Carmel O'Shannessy's paper, "Distributions of case allomorphy by multilingual children: Speaking Warlpiri and Light Warlpiri," appeared in volume 16 of Linguistic Variation (LV). This special issue was focused on the sociolinguistic and formal approaches to child language variation. Carmel’s abstract can be found below.
When a new linguistic code emerges and stabilizes, what are the roles of children and adults in leading and consolidating the changes? This question lies at the intersection of child language acquisition and contact-induced language change. Adults and children have played different roles in the development of a new mixed code, Light Warlpiri, spoken in a Warlpiri community in northern Australia that arose from code-switching practices among bilinguals. Elements from typologically dissimilar languages are combined systematically in the new language, with verbal and nominal structures derived from different sources. Verbal morphology is from English/Kriol (which have fixed nominative accusative word order patterns), with the addition of some innovations, probably brought in by speakers who were then children. Nominal case morphology is from Warlpiri (with ergative-absolutive case-marking, and flexible word order). But Light Warlpiri shows redistributions of case suffix allomorphy derived from Warlpiri. The paper shows the emerging case-marking patterns in Light Warlpiri, and tracks the roles played by children and adults in the changes.
According to the Linguistic Variation journal:

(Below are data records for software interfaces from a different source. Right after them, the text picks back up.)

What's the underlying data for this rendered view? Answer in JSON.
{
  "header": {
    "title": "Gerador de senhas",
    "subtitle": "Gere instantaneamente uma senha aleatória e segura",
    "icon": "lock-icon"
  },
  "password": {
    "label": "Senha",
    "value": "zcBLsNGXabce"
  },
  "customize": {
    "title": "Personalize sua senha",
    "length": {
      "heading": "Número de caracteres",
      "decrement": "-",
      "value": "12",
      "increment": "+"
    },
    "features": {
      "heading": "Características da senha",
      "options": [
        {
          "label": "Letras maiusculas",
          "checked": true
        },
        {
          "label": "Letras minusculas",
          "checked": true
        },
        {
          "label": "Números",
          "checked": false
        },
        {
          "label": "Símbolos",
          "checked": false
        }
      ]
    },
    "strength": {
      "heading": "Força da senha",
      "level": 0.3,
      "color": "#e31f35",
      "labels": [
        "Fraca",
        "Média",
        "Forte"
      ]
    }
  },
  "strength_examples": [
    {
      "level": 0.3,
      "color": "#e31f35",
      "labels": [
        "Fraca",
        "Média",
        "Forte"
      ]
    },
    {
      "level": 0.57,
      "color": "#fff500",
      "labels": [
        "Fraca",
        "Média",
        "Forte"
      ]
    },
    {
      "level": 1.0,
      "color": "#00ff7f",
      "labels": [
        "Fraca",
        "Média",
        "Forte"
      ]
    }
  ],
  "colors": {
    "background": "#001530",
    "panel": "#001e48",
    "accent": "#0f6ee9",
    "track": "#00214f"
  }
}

It seeks to investigate to what extent the study of linguistic variation can shed light on the broader issue of language-particular versus language-universal properties, on the interaction between what is fixed and necessary on the one hand and what is variable and contingent on the other. This enterprise involves properly defining and delineating the notion of linguistic variation, identifying possible loci of variation, investigating what the variable properties of natural language reveal about its underlying invariant core, and conversely, exploring the range and type of variation that arises from the interaction between several invariant principles.

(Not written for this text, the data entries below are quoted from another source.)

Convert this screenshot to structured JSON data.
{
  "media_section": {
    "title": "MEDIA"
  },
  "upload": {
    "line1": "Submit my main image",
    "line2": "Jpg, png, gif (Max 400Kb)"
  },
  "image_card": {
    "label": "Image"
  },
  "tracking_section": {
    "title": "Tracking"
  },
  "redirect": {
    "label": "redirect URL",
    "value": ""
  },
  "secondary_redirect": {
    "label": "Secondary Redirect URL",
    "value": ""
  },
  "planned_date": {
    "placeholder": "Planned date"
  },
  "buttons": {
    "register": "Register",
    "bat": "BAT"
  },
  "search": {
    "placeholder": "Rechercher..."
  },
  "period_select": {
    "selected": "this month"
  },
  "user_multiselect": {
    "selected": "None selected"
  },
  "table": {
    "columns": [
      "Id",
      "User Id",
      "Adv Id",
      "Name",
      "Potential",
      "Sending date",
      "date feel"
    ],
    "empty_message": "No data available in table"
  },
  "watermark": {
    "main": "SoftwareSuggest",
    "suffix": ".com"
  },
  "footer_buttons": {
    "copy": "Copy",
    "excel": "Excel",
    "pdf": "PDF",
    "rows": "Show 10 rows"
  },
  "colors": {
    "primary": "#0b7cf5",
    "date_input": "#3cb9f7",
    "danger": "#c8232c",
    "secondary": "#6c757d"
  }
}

Empirically, these issues can be investigated on the level of both intra- and interlinguistic differences, of closely related languages (microvariation, dialectology) and larger typological groups (macrovariation). Theoretically, these questions can be addressed from the point of view of syntax, morphology, phonology, phonetics, acquisition, psycholinguistics and semantics.

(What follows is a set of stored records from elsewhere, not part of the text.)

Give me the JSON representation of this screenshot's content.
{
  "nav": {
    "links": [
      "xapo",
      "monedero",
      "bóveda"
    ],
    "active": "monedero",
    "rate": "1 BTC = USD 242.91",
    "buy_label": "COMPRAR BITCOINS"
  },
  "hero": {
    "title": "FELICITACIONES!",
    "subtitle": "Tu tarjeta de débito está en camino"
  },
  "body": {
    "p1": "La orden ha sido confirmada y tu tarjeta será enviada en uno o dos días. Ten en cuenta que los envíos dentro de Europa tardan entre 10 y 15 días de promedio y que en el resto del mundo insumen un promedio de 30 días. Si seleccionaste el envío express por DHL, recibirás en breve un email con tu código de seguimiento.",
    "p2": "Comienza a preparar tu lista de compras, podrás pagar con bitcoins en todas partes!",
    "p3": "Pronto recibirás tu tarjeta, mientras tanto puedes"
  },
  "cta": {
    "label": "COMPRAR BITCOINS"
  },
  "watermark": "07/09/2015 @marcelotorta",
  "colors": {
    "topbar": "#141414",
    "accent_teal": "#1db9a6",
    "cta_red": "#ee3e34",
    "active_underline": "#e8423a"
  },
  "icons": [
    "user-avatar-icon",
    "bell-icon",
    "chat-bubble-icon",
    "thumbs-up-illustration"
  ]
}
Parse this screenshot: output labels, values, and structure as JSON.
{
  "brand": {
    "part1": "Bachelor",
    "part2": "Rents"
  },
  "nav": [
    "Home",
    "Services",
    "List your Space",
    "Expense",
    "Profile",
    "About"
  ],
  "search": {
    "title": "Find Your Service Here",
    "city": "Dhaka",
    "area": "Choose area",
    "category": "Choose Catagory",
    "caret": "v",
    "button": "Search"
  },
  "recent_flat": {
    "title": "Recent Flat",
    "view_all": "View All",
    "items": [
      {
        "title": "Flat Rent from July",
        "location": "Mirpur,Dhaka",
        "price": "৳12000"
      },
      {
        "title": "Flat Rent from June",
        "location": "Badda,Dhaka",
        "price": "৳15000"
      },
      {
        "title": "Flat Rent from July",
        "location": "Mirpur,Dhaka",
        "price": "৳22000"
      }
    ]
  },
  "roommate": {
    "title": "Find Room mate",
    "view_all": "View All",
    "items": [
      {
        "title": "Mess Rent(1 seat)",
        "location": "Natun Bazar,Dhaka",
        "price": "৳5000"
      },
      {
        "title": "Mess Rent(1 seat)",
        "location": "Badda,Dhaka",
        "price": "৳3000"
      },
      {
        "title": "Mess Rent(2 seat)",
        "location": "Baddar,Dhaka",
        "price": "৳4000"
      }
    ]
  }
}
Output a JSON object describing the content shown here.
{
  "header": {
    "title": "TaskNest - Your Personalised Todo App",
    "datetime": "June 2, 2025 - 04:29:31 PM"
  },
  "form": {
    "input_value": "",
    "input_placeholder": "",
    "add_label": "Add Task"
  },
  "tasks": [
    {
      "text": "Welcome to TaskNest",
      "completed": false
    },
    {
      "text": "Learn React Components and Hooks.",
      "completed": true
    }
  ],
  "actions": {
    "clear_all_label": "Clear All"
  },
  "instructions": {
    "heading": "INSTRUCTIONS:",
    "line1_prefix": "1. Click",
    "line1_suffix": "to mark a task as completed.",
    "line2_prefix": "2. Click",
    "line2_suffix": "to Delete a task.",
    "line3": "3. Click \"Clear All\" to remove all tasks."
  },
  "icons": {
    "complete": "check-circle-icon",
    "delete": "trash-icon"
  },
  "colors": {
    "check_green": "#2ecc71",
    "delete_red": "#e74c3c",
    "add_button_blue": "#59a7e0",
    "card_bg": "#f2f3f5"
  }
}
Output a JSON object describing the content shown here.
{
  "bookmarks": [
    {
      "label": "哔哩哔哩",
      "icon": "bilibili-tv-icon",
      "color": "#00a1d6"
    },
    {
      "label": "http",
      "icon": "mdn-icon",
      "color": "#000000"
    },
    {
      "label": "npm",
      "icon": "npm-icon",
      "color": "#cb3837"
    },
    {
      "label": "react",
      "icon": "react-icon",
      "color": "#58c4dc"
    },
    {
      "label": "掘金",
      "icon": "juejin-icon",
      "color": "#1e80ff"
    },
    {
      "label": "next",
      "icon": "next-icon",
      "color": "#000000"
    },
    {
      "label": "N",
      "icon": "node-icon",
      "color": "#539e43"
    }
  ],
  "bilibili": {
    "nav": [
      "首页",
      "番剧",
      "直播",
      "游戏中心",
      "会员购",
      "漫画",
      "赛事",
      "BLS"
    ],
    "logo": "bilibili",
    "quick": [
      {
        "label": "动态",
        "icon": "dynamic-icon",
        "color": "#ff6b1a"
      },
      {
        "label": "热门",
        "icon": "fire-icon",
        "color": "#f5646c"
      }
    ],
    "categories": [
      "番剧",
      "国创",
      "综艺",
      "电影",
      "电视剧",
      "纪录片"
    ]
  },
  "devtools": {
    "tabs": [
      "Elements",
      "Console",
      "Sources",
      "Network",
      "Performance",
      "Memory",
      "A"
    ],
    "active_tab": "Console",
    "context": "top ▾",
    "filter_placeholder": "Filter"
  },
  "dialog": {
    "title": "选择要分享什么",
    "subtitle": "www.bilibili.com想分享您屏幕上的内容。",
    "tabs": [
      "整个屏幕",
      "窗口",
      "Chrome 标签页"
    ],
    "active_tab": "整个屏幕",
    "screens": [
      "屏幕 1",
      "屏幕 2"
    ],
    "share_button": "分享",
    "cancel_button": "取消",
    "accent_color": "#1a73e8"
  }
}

Linguistic Variation aims to provide a forum for the discussion of these and related topics. It welcomes both empirically and theoretically oriented papers that further our understanding of linguistic variation by relating patterns of variation to the organization of the language faculty.